(Interface dataset entries)

"""

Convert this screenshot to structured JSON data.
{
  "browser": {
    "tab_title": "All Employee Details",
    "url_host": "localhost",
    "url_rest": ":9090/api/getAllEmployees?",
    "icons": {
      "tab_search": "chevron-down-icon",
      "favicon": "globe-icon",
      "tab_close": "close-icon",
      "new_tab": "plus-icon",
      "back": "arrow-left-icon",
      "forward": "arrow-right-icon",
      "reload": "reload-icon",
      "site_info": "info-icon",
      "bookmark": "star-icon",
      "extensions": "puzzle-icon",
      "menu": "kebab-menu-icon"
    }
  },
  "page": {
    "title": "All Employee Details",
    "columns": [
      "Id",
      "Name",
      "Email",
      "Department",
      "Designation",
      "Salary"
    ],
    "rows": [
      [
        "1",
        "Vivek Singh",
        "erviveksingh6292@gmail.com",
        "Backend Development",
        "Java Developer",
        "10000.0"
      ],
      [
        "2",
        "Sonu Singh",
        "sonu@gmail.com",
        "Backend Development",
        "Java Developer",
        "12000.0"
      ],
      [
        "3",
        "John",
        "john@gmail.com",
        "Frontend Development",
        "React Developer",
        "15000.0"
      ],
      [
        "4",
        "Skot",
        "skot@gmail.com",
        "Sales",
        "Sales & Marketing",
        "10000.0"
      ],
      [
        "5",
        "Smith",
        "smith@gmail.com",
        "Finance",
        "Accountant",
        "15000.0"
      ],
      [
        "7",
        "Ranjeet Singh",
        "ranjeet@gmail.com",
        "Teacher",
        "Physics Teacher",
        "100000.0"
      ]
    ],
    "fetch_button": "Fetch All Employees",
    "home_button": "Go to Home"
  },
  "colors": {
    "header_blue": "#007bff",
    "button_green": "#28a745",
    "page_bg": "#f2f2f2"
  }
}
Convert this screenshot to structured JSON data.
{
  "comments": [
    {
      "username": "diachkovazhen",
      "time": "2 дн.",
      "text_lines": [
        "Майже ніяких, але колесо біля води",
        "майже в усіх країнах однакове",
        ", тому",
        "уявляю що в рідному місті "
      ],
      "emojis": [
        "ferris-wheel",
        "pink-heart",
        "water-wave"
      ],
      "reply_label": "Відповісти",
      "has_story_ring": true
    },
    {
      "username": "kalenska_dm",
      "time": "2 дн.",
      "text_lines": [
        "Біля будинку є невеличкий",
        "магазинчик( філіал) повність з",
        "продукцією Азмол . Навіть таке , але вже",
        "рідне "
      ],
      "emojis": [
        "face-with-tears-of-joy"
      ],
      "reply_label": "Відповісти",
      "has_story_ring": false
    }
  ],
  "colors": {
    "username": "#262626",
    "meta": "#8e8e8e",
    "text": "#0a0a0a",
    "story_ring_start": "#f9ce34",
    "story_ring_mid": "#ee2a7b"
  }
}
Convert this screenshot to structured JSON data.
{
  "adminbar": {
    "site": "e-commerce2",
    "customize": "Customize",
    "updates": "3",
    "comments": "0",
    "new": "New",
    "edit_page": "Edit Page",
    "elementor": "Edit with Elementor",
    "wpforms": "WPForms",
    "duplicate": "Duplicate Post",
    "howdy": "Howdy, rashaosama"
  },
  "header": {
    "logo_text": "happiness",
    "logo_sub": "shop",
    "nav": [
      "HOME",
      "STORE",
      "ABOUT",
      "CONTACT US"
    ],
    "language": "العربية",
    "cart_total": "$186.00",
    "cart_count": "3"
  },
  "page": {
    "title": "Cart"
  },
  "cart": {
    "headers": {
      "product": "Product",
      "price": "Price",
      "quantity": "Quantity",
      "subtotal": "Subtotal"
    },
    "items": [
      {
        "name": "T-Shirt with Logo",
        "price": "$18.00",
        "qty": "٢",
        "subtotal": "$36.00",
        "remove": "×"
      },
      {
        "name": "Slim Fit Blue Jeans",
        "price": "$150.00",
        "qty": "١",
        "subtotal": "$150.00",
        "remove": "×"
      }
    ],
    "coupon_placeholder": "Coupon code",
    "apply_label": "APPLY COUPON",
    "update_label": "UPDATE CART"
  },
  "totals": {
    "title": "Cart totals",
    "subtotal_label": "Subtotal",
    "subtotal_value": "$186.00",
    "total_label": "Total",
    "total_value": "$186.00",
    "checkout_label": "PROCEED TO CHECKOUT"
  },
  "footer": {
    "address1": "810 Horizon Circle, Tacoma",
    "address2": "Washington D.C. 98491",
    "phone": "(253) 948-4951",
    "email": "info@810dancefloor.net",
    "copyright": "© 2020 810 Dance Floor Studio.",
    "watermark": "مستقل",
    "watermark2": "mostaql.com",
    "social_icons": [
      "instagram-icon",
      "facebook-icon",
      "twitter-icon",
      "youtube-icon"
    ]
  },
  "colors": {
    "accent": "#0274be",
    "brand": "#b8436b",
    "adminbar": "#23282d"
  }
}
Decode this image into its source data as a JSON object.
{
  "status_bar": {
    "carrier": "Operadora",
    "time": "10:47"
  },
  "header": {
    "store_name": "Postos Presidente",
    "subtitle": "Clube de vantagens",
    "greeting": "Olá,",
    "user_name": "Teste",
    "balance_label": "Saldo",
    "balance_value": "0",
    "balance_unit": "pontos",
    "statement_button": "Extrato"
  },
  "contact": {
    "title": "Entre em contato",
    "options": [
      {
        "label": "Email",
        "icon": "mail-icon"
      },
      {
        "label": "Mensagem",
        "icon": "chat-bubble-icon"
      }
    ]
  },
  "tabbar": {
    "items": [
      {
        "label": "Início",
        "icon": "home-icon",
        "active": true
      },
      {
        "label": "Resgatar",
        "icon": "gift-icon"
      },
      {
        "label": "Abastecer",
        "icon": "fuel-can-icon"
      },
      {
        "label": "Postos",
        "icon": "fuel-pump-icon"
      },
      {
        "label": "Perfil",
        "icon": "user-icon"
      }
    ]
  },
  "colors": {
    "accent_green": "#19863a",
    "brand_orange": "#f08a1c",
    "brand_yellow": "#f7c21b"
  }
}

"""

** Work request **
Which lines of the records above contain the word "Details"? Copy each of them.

** Output below **
    "tab_title": "All Employee Details",
    "title": "All Employee Details",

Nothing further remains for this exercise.